To add them to the user PATH system instead:

pathed /append C:\Bin\Sysinternals /user

If you want to know what’s in the PATH before you start editing, pathed does that equally well. Typing pathed without any arguments gives you a clean readable list of the machine PATH:

PATHED - Version 3.2
Freeware written by Gerson Kurz (

00 C:\Windows
01 C:\Windows\system32
02 C:\Windows\System32\Wbem
03 C:\Windows\System32\WindowsPowerShell\v1.0\
04 C:\Program Files\Common Files\Microsoft Shared\Windows Live
05 C:\Program Files\SlikSvn\bin\
06 C:\Program Files\TortoiseHg\
07 C:\Program Files\TortoiseSVN\bin
08 C:\Program Files\Windows Live\Shared
09 C:\Bin
10 C:\Bin\GTools

NOTE. GTools does not add its own directory to the PATH automatically. I find it makes sense to add it yourself, so that you can use the individual tools quickly from everywhere.

GTools and pathed homepage


If you prefer something with a graphical interface, PathEditor is an equally simple and straightforward editor and viewer:

Path Editor in Basic Mode on Windows 7

PathEditor also offers an advanced mode. To learn about that, look at the program’s manual.

Path Editor homepage and PathEditor manual

Rapid Environment Editor

If you need more than what pathed or PathEditor offer, Rapid Environment Editor is a feature-rich viewer and editor for all environnent variables:

Rapid Environment Editor v3.3 on Windows 7

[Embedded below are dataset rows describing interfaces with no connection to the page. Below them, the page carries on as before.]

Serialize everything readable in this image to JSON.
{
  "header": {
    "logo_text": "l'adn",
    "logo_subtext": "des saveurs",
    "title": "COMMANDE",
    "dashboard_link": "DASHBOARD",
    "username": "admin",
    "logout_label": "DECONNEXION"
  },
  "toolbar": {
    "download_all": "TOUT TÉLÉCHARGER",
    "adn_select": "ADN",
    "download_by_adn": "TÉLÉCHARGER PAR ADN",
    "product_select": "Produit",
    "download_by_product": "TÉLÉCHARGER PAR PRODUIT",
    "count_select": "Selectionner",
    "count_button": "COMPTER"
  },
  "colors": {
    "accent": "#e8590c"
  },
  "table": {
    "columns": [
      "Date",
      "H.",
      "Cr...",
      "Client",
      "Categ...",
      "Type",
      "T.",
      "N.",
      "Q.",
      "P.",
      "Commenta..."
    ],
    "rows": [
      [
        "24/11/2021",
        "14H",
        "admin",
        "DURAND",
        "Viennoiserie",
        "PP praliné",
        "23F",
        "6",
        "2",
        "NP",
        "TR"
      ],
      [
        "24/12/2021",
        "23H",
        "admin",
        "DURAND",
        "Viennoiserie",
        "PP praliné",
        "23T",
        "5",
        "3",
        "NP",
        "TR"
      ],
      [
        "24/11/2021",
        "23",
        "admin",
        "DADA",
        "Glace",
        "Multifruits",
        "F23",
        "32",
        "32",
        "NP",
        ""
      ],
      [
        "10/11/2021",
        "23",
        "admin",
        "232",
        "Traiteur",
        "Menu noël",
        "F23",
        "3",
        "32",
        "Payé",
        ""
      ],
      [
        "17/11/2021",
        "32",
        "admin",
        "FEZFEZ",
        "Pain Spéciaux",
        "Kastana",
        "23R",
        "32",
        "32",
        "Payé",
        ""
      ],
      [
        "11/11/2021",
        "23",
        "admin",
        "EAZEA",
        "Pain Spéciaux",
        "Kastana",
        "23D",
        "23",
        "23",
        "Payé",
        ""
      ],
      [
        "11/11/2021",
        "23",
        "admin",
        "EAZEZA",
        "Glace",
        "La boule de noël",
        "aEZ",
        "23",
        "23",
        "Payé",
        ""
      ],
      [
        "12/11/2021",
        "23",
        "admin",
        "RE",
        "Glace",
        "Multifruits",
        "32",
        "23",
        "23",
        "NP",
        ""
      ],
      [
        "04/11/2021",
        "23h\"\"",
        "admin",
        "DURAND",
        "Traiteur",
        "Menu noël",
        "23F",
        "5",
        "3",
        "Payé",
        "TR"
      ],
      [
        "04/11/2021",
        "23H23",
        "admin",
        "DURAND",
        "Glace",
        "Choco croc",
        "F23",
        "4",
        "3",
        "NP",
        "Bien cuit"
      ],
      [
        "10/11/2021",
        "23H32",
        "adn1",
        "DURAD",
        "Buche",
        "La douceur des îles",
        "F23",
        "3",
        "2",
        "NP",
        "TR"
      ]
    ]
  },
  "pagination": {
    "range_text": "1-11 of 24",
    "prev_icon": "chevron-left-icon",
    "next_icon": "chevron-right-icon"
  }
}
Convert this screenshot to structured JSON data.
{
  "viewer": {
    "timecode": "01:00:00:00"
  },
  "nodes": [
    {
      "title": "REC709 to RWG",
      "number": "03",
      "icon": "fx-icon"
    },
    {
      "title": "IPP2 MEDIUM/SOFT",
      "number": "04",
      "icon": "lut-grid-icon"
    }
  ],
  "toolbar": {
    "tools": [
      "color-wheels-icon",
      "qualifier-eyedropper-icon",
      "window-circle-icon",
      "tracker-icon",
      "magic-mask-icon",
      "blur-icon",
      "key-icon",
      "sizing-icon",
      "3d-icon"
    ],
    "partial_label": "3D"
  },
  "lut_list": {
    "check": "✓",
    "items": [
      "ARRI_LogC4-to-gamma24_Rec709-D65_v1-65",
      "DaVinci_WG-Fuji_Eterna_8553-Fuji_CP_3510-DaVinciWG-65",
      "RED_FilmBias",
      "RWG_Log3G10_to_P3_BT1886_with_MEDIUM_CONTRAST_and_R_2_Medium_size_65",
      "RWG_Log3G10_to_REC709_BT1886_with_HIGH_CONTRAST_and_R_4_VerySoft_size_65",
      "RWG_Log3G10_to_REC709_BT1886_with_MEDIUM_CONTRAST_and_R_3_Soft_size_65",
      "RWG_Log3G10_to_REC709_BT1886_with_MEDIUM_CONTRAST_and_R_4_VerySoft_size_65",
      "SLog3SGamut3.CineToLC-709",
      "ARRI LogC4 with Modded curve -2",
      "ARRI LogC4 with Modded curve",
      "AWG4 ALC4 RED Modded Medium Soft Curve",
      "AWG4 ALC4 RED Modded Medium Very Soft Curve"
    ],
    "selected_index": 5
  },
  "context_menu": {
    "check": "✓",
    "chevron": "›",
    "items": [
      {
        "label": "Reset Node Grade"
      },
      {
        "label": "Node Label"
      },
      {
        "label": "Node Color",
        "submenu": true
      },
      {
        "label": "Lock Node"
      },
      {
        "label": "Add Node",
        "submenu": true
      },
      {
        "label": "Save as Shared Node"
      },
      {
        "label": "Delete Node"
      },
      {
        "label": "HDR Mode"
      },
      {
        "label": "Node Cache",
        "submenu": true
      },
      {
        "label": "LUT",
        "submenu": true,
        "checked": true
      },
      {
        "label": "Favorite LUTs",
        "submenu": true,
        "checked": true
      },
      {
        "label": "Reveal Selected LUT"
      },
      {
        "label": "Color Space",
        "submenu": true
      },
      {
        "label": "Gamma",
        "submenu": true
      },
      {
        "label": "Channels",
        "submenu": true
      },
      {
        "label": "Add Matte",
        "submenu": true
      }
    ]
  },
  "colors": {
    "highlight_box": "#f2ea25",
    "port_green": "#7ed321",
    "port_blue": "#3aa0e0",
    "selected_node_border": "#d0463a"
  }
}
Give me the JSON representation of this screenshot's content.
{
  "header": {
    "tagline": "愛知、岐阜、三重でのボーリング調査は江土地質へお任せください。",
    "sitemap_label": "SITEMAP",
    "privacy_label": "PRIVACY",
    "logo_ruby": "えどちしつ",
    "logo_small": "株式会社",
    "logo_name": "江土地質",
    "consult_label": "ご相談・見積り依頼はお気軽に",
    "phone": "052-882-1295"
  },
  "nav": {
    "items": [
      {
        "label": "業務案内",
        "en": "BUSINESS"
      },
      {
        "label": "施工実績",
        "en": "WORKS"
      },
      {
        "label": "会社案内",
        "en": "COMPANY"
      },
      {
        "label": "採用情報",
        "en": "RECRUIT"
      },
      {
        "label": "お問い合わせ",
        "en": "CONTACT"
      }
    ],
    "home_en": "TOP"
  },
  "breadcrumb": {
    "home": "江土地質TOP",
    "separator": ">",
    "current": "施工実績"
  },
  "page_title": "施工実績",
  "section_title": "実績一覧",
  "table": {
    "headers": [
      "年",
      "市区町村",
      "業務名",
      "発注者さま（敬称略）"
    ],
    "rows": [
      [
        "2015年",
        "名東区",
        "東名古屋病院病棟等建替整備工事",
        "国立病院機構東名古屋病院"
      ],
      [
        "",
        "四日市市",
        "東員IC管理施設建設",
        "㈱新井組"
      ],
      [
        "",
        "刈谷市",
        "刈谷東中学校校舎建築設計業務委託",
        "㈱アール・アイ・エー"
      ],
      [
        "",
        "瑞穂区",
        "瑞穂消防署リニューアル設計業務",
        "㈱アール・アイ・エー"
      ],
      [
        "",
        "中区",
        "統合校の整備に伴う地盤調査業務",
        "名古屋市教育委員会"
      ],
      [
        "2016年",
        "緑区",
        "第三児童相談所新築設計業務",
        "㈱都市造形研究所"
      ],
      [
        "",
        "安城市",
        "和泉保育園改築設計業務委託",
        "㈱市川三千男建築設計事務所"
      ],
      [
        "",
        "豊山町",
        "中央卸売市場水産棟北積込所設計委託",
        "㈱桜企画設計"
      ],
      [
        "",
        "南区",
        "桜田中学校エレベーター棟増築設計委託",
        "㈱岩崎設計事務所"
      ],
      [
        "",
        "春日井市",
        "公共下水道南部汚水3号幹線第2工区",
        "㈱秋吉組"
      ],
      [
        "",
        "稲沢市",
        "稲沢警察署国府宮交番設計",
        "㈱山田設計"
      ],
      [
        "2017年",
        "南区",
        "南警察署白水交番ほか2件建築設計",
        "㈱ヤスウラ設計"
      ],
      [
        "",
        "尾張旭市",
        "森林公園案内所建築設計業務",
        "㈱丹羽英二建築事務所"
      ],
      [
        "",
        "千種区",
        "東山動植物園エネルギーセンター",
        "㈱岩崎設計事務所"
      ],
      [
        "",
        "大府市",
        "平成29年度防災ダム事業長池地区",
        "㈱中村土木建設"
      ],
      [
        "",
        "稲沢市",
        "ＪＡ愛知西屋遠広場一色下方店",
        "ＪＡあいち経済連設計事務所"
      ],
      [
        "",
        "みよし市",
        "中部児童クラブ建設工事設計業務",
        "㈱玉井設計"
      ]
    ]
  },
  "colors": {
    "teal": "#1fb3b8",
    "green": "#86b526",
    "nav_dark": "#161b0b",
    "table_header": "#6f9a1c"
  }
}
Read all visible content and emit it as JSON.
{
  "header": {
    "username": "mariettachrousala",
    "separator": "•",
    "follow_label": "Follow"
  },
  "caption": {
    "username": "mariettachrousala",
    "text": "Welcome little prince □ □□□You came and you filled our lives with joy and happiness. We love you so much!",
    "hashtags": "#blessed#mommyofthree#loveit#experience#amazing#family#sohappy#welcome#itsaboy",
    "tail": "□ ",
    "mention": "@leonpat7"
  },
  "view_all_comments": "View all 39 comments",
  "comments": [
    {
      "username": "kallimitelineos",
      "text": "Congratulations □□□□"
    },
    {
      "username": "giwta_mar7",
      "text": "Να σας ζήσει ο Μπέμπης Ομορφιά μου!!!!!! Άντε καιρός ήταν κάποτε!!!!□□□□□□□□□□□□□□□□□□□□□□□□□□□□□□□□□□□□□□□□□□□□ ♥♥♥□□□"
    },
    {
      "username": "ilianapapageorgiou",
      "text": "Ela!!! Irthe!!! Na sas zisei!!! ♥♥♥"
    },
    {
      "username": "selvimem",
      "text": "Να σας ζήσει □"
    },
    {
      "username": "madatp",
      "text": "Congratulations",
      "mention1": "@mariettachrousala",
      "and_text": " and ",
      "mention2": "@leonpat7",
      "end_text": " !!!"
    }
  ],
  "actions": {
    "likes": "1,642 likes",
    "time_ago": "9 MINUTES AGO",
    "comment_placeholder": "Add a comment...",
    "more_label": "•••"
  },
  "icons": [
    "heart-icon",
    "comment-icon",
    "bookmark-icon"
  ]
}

I have not used or Rapid Environment Editor extensively and cannot evaluate it properly. It seems to be a carefully made application. The fact that it has been translated in 13 languages, all by volunteers, suggests that it is appreciated by lots of people.

Rapid Environment Editor homepage


For Windows XP and Windows Server 2003, another alternative is pathman, a command-line path manager included in the Windows Server 2003 Resource Kit Tools that lets you add and remove directories to and from the user PATH and the system PATH. While not as helpful as pathed, the other CLI tool in this list, pathman is certainly better than the default edit box.

Please note that Windows Vista, Windows Server 2008 and Windows 7 are not officially supported by the 2003 Resource Kit Tools. For these versions of Windows select one of the other three path editors.

To recap: